--- Exercise materials ---
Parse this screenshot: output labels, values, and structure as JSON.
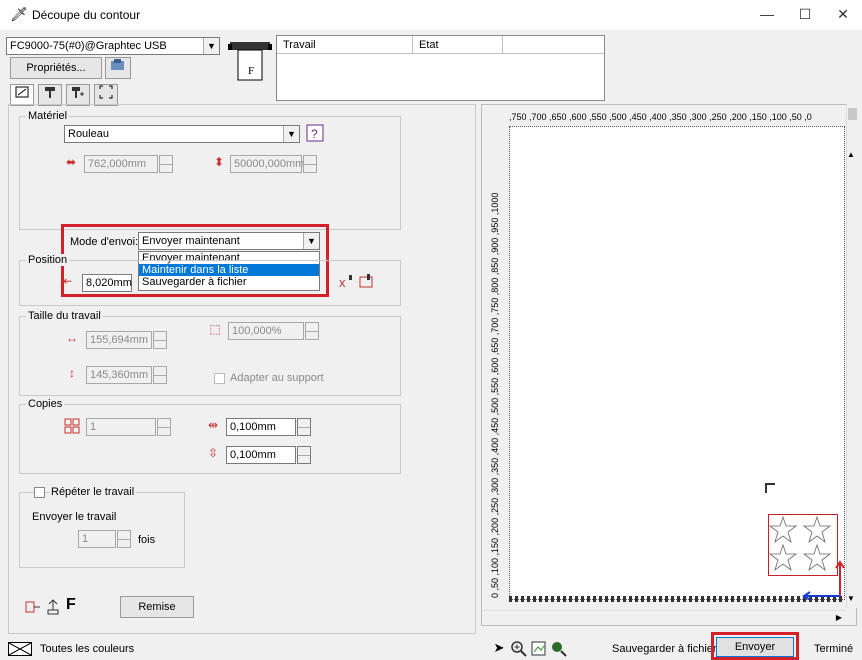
{
  "window": {
    "title": "Découpe du contour",
    "minimize": "—",
    "maximize": "☐",
    "close": "✕"
  },
  "device": {
    "name": "FC9000-75(#0)@Graphtec USB",
    "properties_label": "Propriétés..."
  },
  "jobs_table": {
    "col_job": "Travail",
    "col_state": "Etat"
  },
  "material": {
    "group_label": "Matériel",
    "type_value": "Rouleau",
    "width_value": "762,000mm",
    "length_value": "50000,000mm"
  },
  "send_mode": {
    "label": "Mode d'envoi:",
    "selected": "Envoyer maintenant",
    "options": [
      "Envoyer maintenant",
      "Maintenir dans la liste",
      "Sauvegarder à fichier"
    ]
  },
  "position": {
    "group_label": "Position",
    "offset_value": "8,020mm"
  },
  "job_size": {
    "group_label": "Taille du travail",
    "width_value": "155,694mm",
    "height_value": "145,360mm",
    "scale_value": "100,000%",
    "fit_label": "Adapter au support"
  },
  "copies": {
    "group_label": "Copies",
    "count_value": "1",
    "spacing_x_value": "0,100mm",
    "spacing_y_value": "0,100mm"
  },
  "repeat": {
    "checkbox_label": "Répéter le travail",
    "send_label": "Envoyer le travail",
    "count_value": "1",
    "unit_label": "fois"
  },
  "bottom_left": {
    "f_label": "F",
    "reset_label": "Remise"
  },
  "ruler": {
    "top": ",750 ,700 ,650 ,600 ,550 ,500 ,450 ,400 ,350 ,300 ,250 ,200 ,150 ,100 ,50  ,0",
    "left": "0 ,50 ,100 ,150 ,200 ,250 ,300 ,350 ,400 ,450 ,500 ,550 ,600 ,650 ,700 ,750 ,800 ,850 ,900 ,950 ,1000"
  },
  "status_bar": {
    "all_colors_label": "Toutes les couleurs",
    "save_file_label": "Sauvegarder à fichier",
    "send_label": "Envoyer",
    "done_label": "Terminé"
  },
  "colors": {
    "highlight_red": "#d4202a",
    "selection_blue": "#0078d7",
    "design_red": "#c8202a"
  }
}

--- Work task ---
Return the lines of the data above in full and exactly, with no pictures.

--- Response for this exercise ---
Parse this screenshot: output labels, values, and structure as JSON.
{
  "window": {
    "title": "Découpe du contour",
    "minimize": "—",
    "maximize": "☐",
    "close": "✕"
  },
  "device": {
    "name": "FC9000-75(#0)@Graphtec USB",
    "properties_label": "Propriétés..."
  },
  "jobs_table": {
    "col_job": "Travail",
    "col_state": "Etat"
  },
  "material": {
    "group_label": "Matériel",
    "type_value": "Rouleau",
    "width_value": "762,000mm",
    "length_value": "50000,000mm"
  },
  "send_mode": {
    "label": "Mode d'envoi:",
    "selected": "Envoyer maintenant",
    "options": [
      "Envoyer maintenant",
      "Maintenir dans la liste",
      "Sauvegarder à fichier"
    ]
  },
  "position": {
    "group_label": "Position",
    "offset_value": "8,020mm"
  },
  "job_size": {
    "group_label": "Taille du travail",
    "width_value": "155,694mm",
    "height_value": "145,360mm",
    "scale_value": "100,000%",
    "fit_label": "Adapter au support"
  },
  "copies": {
    "group_label": "Copies",
    "count_value": "1",
    "spacing_x_value": "0,100mm",
    "spacing_y_value": "0,100mm"
  },
  "repeat": {
    "checkbox_label": "Répéter le travail",
    "send_label": "Envoyer le travail",
    "count_value": "1",
    "unit_label": "fois"
  },
  "bottom_left": {
    "f_label": "F",
    "reset_label": "Remise"
  },
  "ruler": {
    "top": ",750 ,700 ,650 ,600 ,550 ,500 ,450 ,400 ,350 ,300 ,250 ,200 ,150 ,100 ,50  ,0",
    "left": "0 ,50 ,100 ,150 ,200 ,250 ,300 ,350 ,400 ,450 ,500 ,550 ,600 ,650 ,700 ,750 ,800 ,850 ,900 ,950 ,1000"
  },
  "status_bar": {
    "all_colors_label": "Toutes les couleurs",
    "save_file_label": "Sauvegarder à fichier",
    "send_label": "Envoyer",
    "done_label": "Terminé"
  },
  "colors": {
    "highlight_red": "#d4202a",
    "selection_blue": "#0078d7",
    "design_red": "#c8202a"
  }
}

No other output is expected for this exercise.